_Items from a data source_

---

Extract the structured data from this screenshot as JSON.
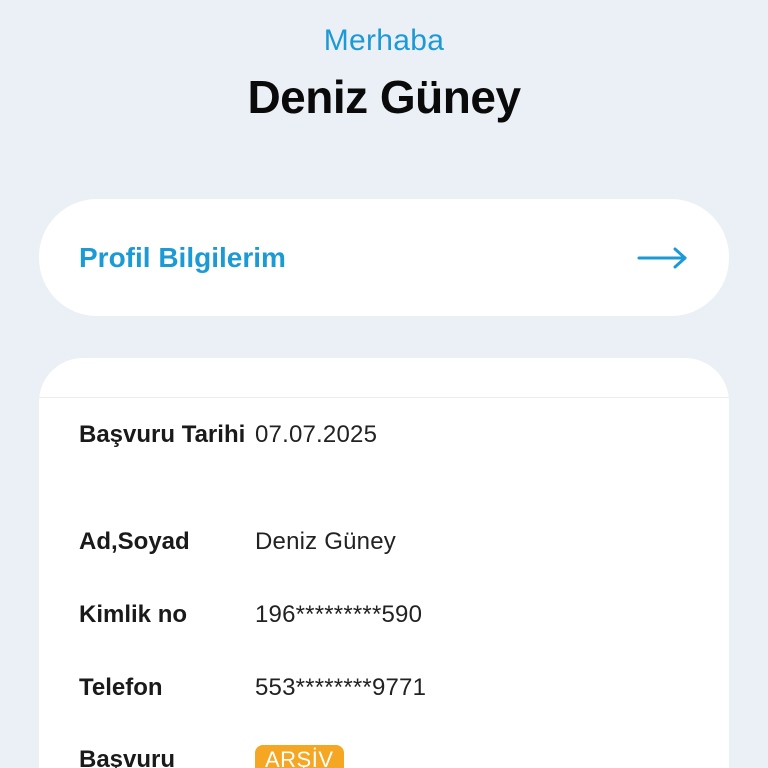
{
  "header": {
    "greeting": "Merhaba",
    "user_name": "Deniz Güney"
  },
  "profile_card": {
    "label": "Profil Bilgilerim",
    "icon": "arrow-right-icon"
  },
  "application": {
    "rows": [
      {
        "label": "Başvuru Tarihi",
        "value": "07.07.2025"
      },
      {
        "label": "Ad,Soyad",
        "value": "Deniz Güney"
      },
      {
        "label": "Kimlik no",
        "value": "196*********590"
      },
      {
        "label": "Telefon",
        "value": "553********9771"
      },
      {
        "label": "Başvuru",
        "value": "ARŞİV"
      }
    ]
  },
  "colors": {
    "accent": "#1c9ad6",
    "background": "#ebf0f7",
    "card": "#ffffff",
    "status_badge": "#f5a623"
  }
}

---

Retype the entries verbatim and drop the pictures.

_Response below_
Extract the structured data from this screenshot as JSON.
{
  "header": {
    "greeting": "Merhaba",
    "user_name": "Deniz Güney"
  },
  "profile_card": {
    "label": "Profil Bilgilerim",
    "icon": "arrow-right-icon"
  },
  "application": {
    "rows": [
      {
        "label": "Başvuru Tarihi",
        "value": "07.07.2025"
      },
      {
        "label": "Ad,Soyad",
        "value": "Deniz Güney"
      },
      {
        "label": "Kimlik no",
        "value": "196*********590"
      },
      {
        "label": "Telefon",
        "value": "553********9771"
      },
      {
        "label": "Başvuru",
        "value": "ARŞİV"
      }
    ]
  },
  "colors": {
    "accent": "#1c9ad6",
    "background": "#ebf0f7",
    "card": "#ffffff",
    "status_badge": "#f5a623"
  }
}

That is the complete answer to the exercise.